▶ [Records excerpted from a collection]:
::::::
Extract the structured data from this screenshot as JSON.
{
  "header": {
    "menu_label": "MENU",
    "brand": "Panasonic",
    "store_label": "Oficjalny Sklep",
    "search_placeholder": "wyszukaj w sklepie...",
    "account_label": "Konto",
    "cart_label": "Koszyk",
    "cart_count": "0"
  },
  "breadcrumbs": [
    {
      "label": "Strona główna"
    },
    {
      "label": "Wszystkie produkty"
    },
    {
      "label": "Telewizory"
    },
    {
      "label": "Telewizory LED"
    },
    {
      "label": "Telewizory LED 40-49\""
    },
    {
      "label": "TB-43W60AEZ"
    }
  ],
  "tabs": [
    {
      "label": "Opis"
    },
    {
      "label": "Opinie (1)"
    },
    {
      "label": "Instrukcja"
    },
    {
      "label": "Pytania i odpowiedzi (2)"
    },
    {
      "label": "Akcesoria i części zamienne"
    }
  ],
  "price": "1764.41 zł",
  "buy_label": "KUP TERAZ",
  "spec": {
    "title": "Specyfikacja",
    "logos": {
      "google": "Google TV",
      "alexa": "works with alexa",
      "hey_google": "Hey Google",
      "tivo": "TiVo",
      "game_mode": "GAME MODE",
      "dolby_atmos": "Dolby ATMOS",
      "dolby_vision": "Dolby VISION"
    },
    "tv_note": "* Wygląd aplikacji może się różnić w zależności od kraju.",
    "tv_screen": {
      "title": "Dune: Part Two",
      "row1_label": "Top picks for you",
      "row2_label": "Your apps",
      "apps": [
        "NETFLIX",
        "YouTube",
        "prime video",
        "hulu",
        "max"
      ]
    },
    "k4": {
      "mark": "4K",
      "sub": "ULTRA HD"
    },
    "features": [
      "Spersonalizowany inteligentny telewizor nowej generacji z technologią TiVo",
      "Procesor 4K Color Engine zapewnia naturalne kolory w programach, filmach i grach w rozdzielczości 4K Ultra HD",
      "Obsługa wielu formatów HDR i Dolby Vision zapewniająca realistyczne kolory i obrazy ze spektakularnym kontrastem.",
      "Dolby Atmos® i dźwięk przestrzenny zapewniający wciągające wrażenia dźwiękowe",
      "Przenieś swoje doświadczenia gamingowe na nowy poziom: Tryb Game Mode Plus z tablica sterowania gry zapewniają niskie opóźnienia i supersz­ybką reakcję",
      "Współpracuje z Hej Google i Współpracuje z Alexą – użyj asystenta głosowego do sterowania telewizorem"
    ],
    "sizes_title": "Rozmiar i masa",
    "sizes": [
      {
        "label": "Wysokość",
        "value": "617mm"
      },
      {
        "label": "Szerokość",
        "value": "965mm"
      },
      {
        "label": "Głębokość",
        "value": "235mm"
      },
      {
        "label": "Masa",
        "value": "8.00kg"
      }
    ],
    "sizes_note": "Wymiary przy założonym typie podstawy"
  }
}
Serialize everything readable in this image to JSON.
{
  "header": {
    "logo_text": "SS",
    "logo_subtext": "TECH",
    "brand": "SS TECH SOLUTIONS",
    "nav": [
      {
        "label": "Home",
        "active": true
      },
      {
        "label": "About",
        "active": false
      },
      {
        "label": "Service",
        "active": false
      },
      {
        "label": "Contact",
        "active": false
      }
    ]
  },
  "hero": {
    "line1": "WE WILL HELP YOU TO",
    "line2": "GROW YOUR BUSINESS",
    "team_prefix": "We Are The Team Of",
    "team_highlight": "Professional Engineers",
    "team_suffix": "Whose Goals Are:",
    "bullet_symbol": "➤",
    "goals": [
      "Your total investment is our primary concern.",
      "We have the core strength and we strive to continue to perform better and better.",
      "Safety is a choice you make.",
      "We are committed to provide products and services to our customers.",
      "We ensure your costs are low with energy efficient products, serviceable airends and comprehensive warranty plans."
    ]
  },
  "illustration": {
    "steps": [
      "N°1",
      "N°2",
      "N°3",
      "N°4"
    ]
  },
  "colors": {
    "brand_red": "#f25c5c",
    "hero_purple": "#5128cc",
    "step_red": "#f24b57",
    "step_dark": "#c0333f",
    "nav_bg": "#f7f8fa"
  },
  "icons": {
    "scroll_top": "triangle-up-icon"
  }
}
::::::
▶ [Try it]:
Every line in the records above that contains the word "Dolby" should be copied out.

▶ [Reply]:
      "dolby_atmos": "Dolby ATMOS",
      "dolby_vision": "Dolby VISION"
      "Obsługa wielu formatów HDR i Dolby Vision zapewniająca realistyczne kolory i obrazy ze spektakularnym kontrastem.",
      "Dolby Atmos® i dźwięk przestrzenny zapewniający wciągające wrażenia dźwiękowe",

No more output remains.